Kirby Ingram alleges that he was peacefully cooperating with the police in the midst of a mental health crisis when an officer, annoyed with Ingram’s erratic behavior, body-slammed him, leaving him in the hospital requiring the fusion of two of his vertebrae and the replacement of another. The complaint alleges both excessive force and disability discrimination twice over—both a failure to accommodate his disability as well as intentional discrimination on the basis of it. The district court held that even if Ingram was discriminated against due to his disabilities and even if the officer did commit excessive force, due to the doctrines of qualified immunity and vicarious liability he does not have a remedy.

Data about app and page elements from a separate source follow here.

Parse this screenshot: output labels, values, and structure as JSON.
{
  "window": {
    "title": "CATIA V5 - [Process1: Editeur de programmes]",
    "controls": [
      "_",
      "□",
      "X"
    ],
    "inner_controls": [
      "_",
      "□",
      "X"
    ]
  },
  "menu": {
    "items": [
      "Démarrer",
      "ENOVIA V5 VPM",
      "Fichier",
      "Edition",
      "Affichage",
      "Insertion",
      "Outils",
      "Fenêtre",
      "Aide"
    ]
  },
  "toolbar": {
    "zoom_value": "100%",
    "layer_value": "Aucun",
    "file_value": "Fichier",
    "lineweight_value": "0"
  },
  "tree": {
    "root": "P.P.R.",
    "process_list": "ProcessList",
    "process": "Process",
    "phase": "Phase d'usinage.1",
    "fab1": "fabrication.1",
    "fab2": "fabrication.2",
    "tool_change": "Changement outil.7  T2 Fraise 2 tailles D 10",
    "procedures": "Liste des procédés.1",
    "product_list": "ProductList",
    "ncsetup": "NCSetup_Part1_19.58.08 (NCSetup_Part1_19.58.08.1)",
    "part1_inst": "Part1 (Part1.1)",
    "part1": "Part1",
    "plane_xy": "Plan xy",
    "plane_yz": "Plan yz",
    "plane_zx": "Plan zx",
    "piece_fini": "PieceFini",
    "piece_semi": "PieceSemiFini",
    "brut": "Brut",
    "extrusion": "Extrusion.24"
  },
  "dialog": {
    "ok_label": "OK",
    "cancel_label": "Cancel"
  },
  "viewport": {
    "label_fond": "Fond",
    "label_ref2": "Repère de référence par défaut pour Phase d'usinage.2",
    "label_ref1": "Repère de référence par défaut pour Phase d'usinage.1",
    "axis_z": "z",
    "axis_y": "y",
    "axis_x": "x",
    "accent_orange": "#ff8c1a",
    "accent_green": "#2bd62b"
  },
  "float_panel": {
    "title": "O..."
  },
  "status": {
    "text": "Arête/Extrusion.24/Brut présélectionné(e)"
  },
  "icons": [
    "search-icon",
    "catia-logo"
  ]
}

Fortunately, the law does not mandate such an unjust result. As several circuit courts have held, Title II of the Americans with Disabilities Act (ADA) permits people with disabilities to bring claims against government entities for the illegal disability discrimination of their employees without requiring a demonstration that the entity itself was deliberately indifferent to the discrimination. The ADA is a broad remedial statute, intended to be read robustly, and the unavailability of such suits would leave many victims of disability discrimination, especially by police officers and prison officials, without a remedy. Additionally, qualified immunity does not require precedent with identical facts, particularly when any reasonable officer would know his conduct was illegal.